Requirement: Look through the entries below and show every line containing the word "JSON".

[Data section — start]

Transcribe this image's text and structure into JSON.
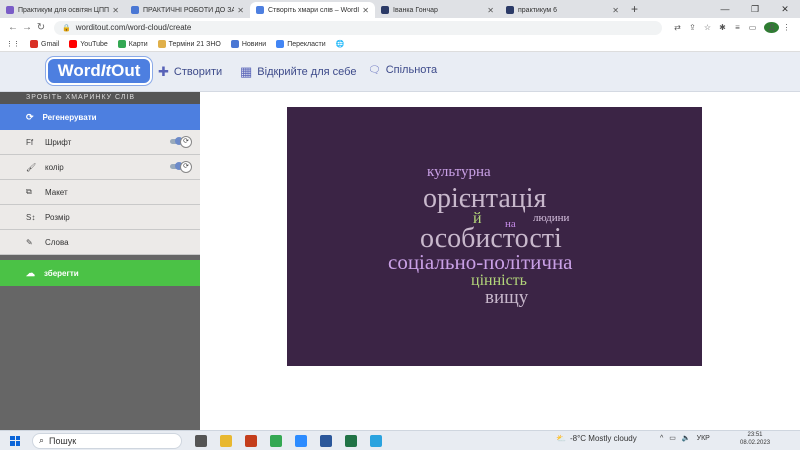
{
  "browser": {
    "tabs": [
      {
        "title": "Практикум для освітян ЦПП (VI)",
        "icon": "doc-icon",
        "color": "#7a5cc7",
        "active": false
      },
      {
        "title": "ПРАКТИЧНІ РОБОТИ ДО ЗАНЯТ",
        "icon": "doc-icon",
        "color": "#4a77d4",
        "active": false
      },
      {
        "title": "Створіть хмари слів – WordItOut",
        "icon": "cloud-icon",
        "color": "#4d7fe0",
        "active": true
      },
      {
        "title": "Іванка Гончар",
        "icon": "mh-icon",
        "color": "#2b3a67",
        "active": false
      },
      {
        "title": "практикум 6",
        "icon": "mh-icon",
        "color": "#2b3a67",
        "active": false
      }
    ],
    "new_tab": "+",
    "url": "worditout.com/word-cloud/create",
    "profile_initial": "Д",
    "bookmarks": [
      {
        "label": "Gmail",
        "color": "#d93025"
      },
      {
        "label": "YouTube",
        "color": "#ff0000"
      },
      {
        "label": "Карти",
        "color": "#34a853"
      },
      {
        "label": "Терміни 21 ЗНО",
        "color": "#e0b04a"
      },
      {
        "label": "Новини",
        "color": "#4a77d4"
      },
      {
        "label": "Перекласти",
        "color": "#4285f4"
      }
    ]
  },
  "site": {
    "logo_word": "Word",
    "logo_it": "It",
    "logo_out": "Out",
    "nav": [
      {
        "label": "Створити",
        "icon": "plus-icon",
        "glyph": "✚"
      },
      {
        "label": "Відкрийте для себе",
        "icon": "grid-icon",
        "glyph": "▦"
      },
      {
        "label": "Спільнота",
        "icon": "chat-icon",
        "glyph": "💬"
      }
    ]
  },
  "sidebar": {
    "title": "ЗРОБІТЬ ХМАРИНКУ СЛІВ",
    "regenerate": "Регенерувати",
    "items": [
      {
        "label": "Шрифт",
        "icon": "font-icon",
        "glyph": "Ff",
        "toggle": true
      },
      {
        "label": "колір",
        "icon": "palette-icon",
        "glyph": "🖌",
        "toggle": true
      },
      {
        "label": "Макет",
        "icon": "layout-icon",
        "glyph": "⧉",
        "toggle": false
      },
      {
        "label": "Розмір",
        "icon": "size-icon",
        "glyph": "S↕",
        "toggle": false
      },
      {
        "label": "Слова",
        "icon": "edit-icon",
        "glyph": "✎",
        "toggle": false
      }
    ],
    "save": "зберегти"
  },
  "cloud": {
    "background": "#3b2445",
    "words": [
      {
        "text": "культурна",
        "color": "#c9a0e6"
      },
      {
        "text": "орієнтація",
        "color": "#c8b8cc"
      },
      {
        "text": "й",
        "color": "#b3d67a"
      },
      {
        "text": "на",
        "color": "#c58be8"
      },
      {
        "text": "людини",
        "color": "#d7c2e0"
      },
      {
        "text": "особистості",
        "color": "#c8b8cc"
      },
      {
        "text": "соціально-політична",
        "color": "#c9a0e6"
      },
      {
        "text": "цінність",
        "color": "#b3d67a"
      },
      {
        "text": "вищу",
        "color": "#c8b8cc"
      }
    ]
  },
  "taskbar": {
    "search": "Пошук",
    "apps": [
      {
        "name": "task-view-icon",
        "color": "#555"
      },
      {
        "name": "explorer-icon",
        "color": "#e8b830"
      },
      {
        "name": "powerpoint-icon",
        "color": "#c43e1c"
      },
      {
        "name": "chrome-icon",
        "color": "#34a853"
      },
      {
        "name": "zoom-icon",
        "color": "#2d8cff"
      },
      {
        "name": "word-icon",
        "color": "#2b579a"
      },
      {
        "name": "excel-icon",
        "color": "#217346"
      },
      {
        "name": "telegram-icon",
        "color": "#2aa3df"
      }
    ],
    "weather": "-8°C  Mostly cloudy",
    "lang": "УКР",
    "time": "23:51",
    "date": "08.02.2023"
  }
}
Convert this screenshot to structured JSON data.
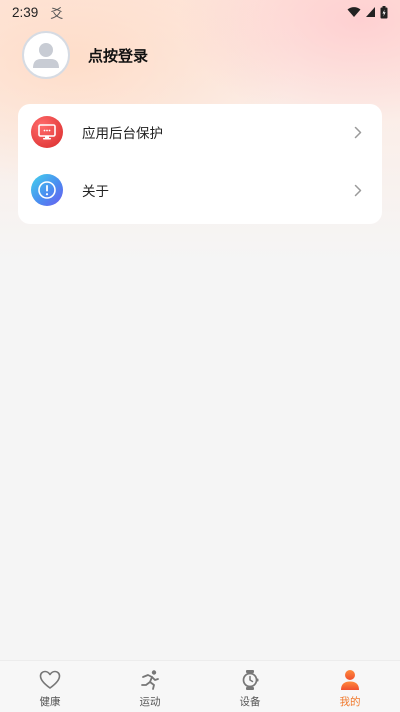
{
  "status_bar": {
    "time": "2:39",
    "notification_glyph": "爻",
    "icons": [
      "wifi-icon",
      "signal-icon",
      "battery-icon"
    ]
  },
  "profile": {
    "avatar_icon": "user-avatar-icon",
    "login_text": "点按登录"
  },
  "menu": {
    "items": [
      {
        "label": "应用后台保护",
        "icon": "monitor-icon",
        "color": "#e53e3e"
      },
      {
        "label": "关于",
        "icon": "info-icon",
        "color": "#4a8df0"
      }
    ]
  },
  "tabbar": {
    "tabs": [
      {
        "label": "健康",
        "icon": "heart-icon",
        "active": false
      },
      {
        "label": "运动",
        "icon": "runner-icon",
        "active": false
      },
      {
        "label": "设备",
        "icon": "watch-icon",
        "active": false
      },
      {
        "label": "我的",
        "icon": "person-icon",
        "active": true
      }
    ],
    "active_color": "#f07a2e"
  }
}
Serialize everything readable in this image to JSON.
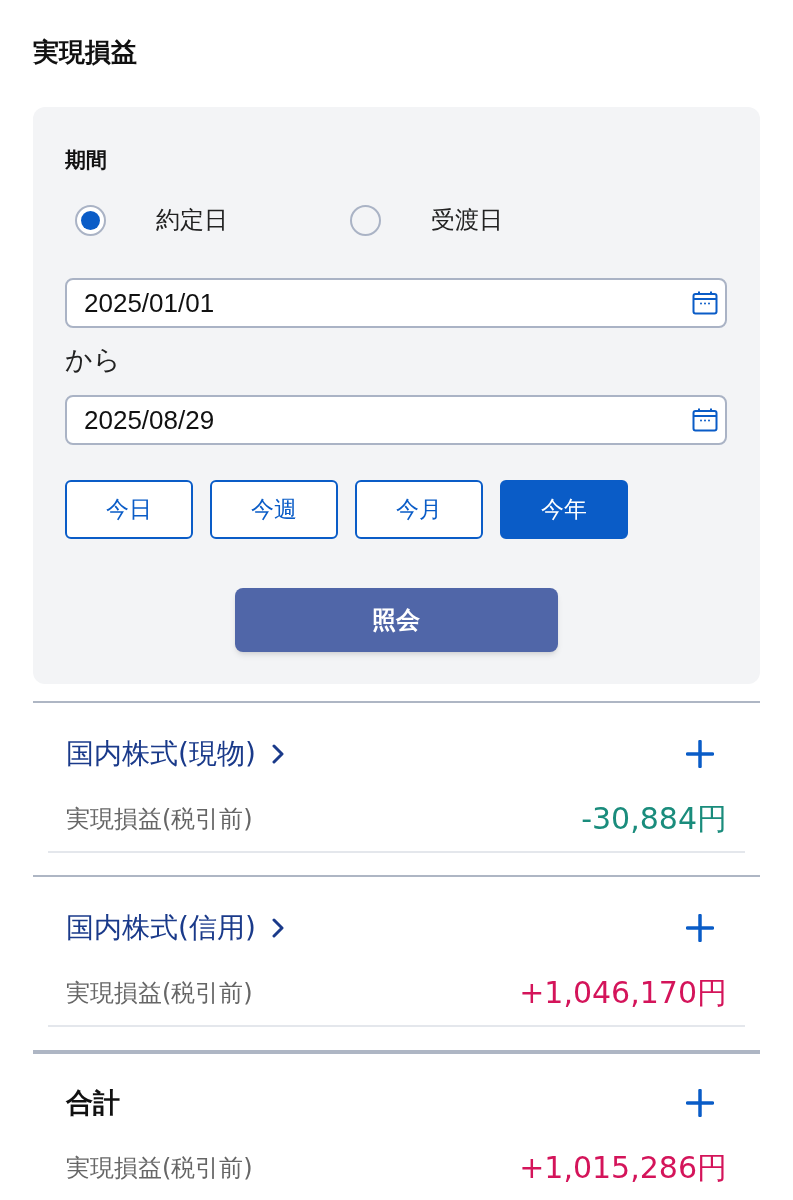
{
  "title": "実現損益",
  "period": {
    "label": "期間",
    "date_basis": [
      {
        "label": "約定日",
        "selected": true
      },
      {
        "label": "受渡日",
        "selected": false
      }
    ],
    "from": {
      "value": "2025/01/01"
    },
    "separator": "から",
    "to": {
      "value": "2025/08/29"
    },
    "presets": [
      {
        "label": "今日",
        "selected": false
      },
      {
        "label": "今週",
        "selected": false
      },
      {
        "label": "今月",
        "selected": false
      },
      {
        "label": "今年",
        "selected": true
      }
    ],
    "submit": "照会"
  },
  "sections": [
    {
      "kind": "link",
      "title": "国内株式(現物)",
      "expanded": false,
      "rows": [
        {
          "label": "実現損益(税引前)",
          "value": "-30,884円",
          "color": "#1a8c7c"
        }
      ]
    },
    {
      "kind": "link",
      "title": "国内株式(信用)",
      "expanded": false,
      "rows": [
        {
          "label": "実現損益(税引前)",
          "value": "+1,046,170円",
          "color": "#d4145a"
        }
      ]
    },
    {
      "kind": "total",
      "title": "合計",
      "expanded": false,
      "rows": [
        {
          "label": "実現損益(税引前)",
          "value": "+1,015,286円",
          "color": "#d4145a"
        }
      ]
    }
  ]
}
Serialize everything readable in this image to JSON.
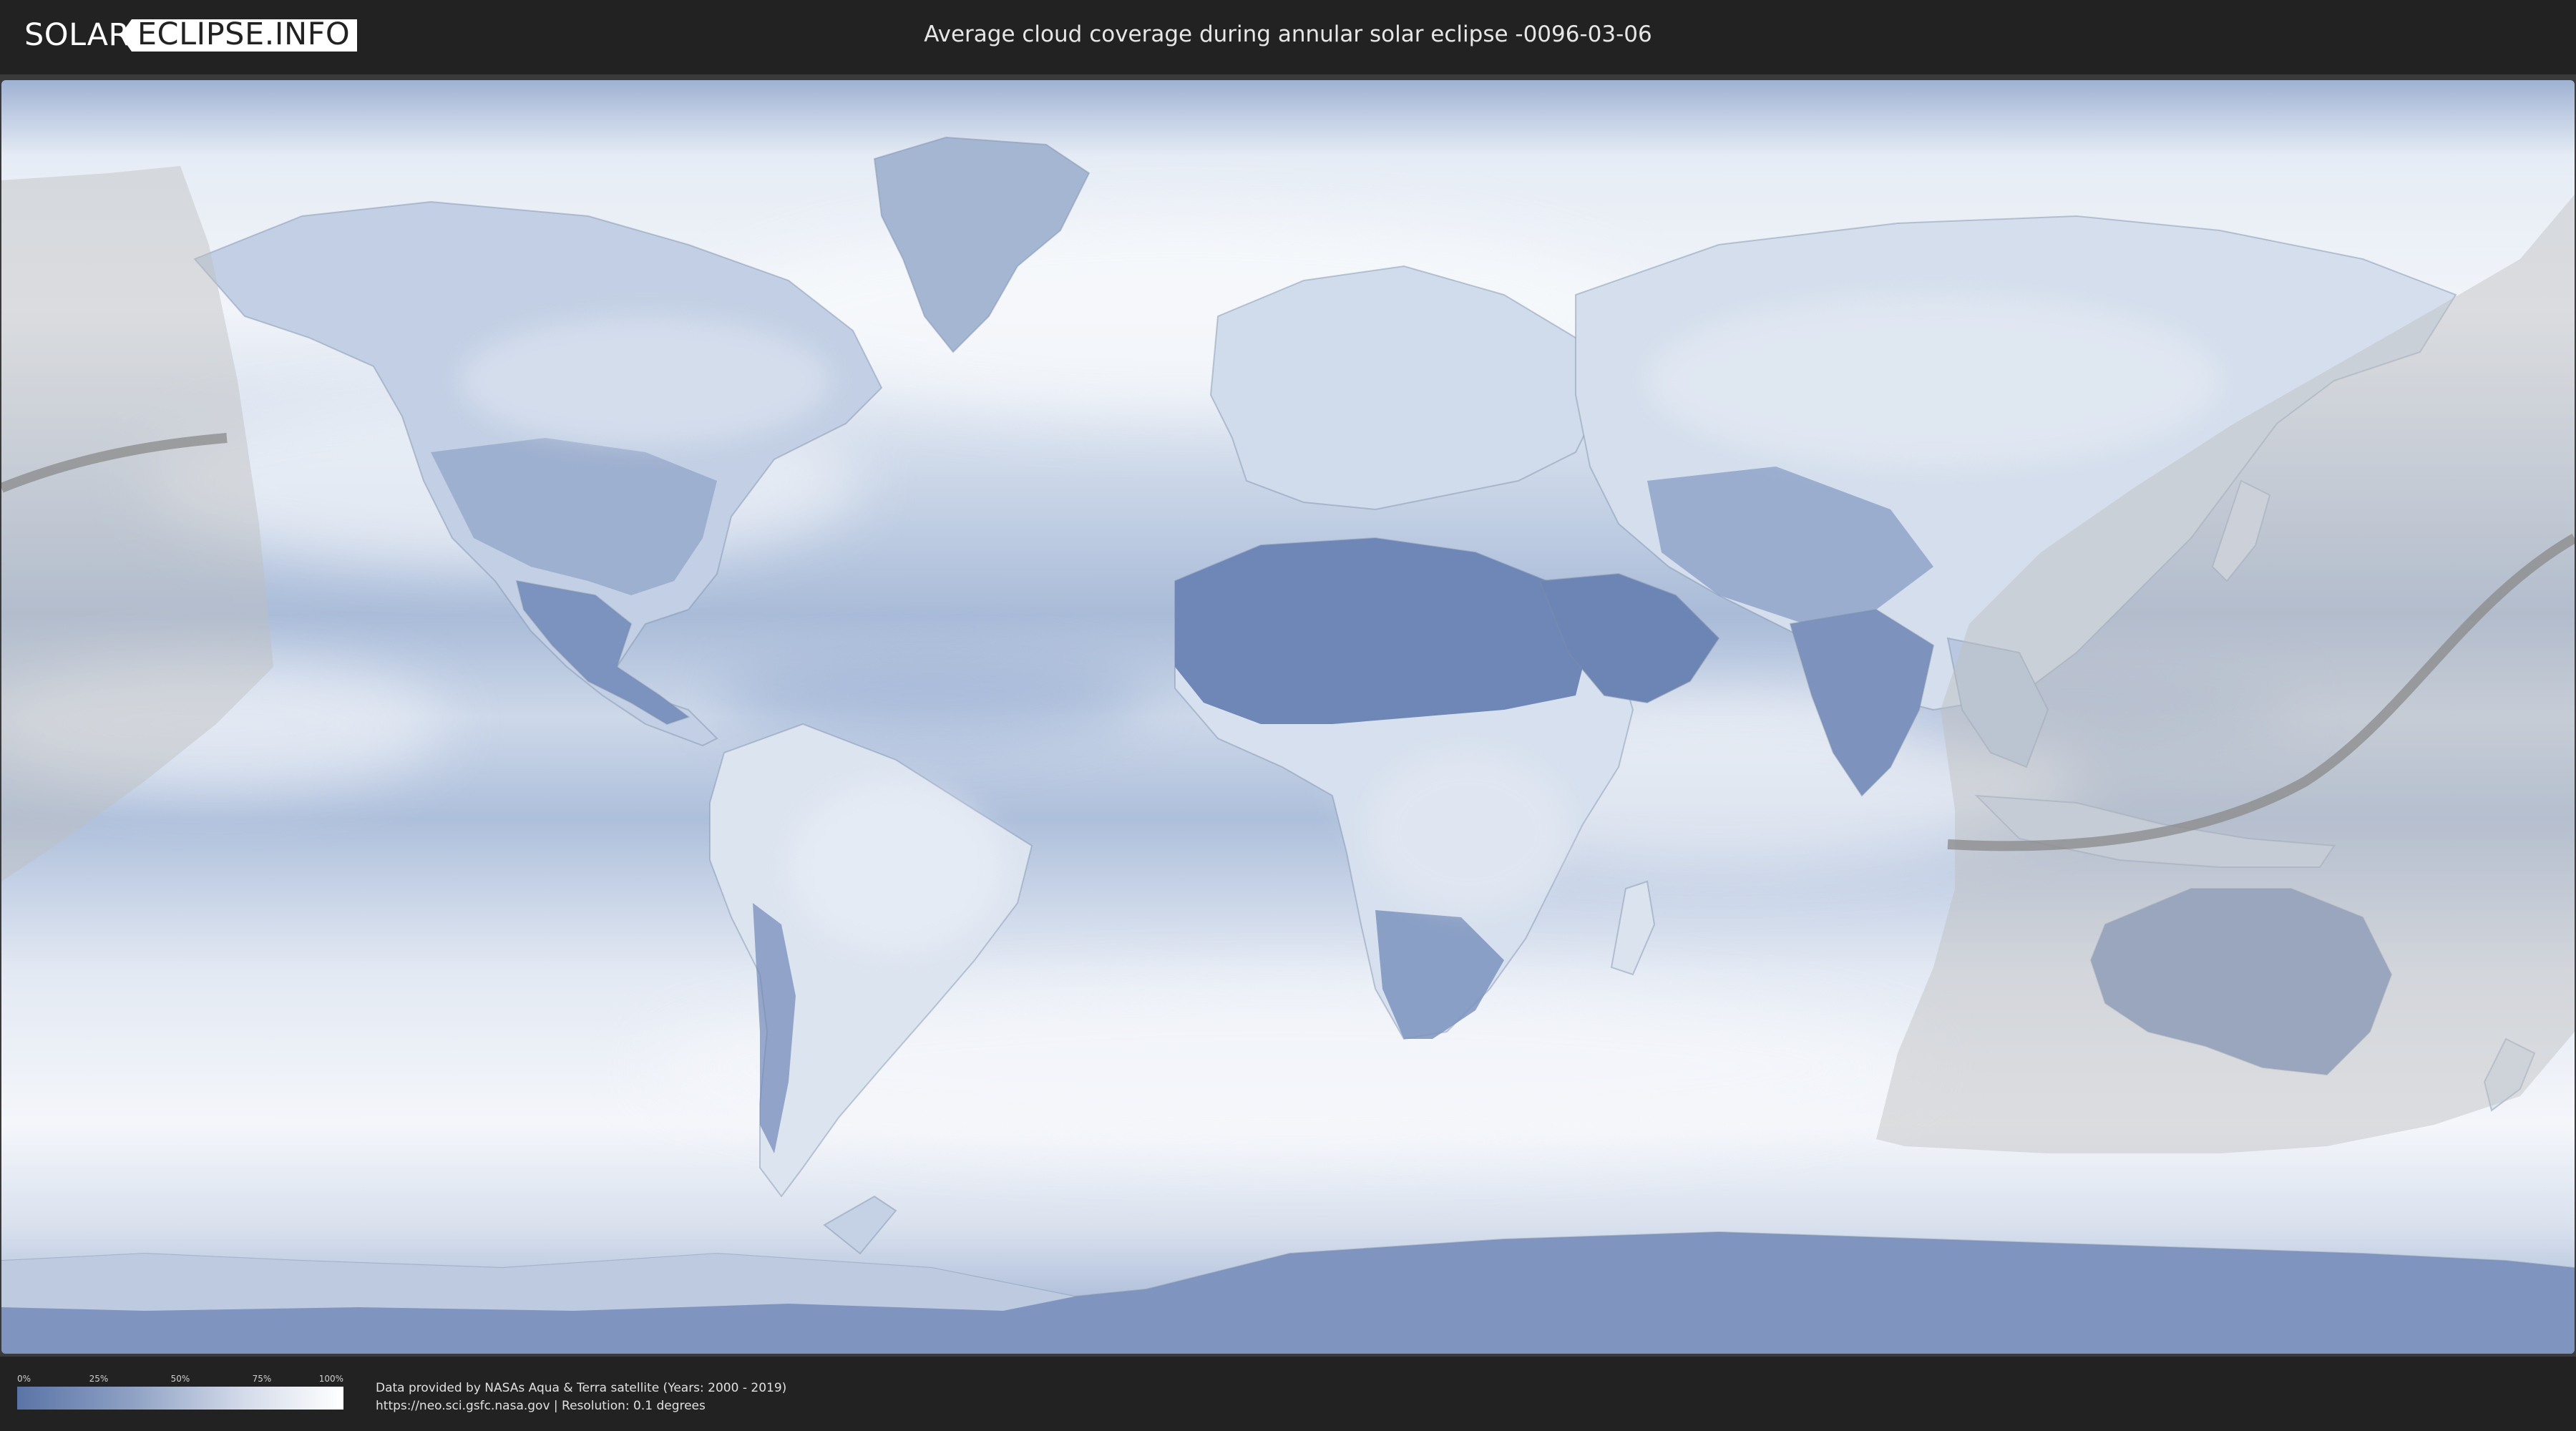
{
  "header": {
    "logo_left": "SOLAR",
    "logo_right": "ECLIPSE.INFO",
    "title": "Average cloud coverage during annular solar eclipse -0096-03-06"
  },
  "map": {
    "projection": "equirectangular",
    "colors": {
      "ocean_clear": "#6d86b5",
      "cloud_white": "#f3f6fb",
      "land_clear": "#5f78a8",
      "eclipse_zone": "#c9c9c9",
      "central_path": "#8a8a8a"
    }
  },
  "legend": {
    "ticks": [
      "0%",
      "25%",
      "50%",
      "75%",
      "100%"
    ],
    "tick_values": [
      0,
      25,
      50,
      75,
      100
    ],
    "gradient_start": "#5a74a6",
    "gradient_end": "#ffffff"
  },
  "credits": {
    "line1": "Data provided by NASAs Aqua & Terra satellite (Years: 2000 - 2019)",
    "line2": "https://neo.sci.gsfc.nasa.gov | Resolution: 0.1 degrees"
  }
}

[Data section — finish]

Result:
Transcribe this image's text and structure into JSON.
Convert this screenshot to structured JSON data.
Serialize everything readable in this image to JSON.
Serialize everything readable in this image to JSON.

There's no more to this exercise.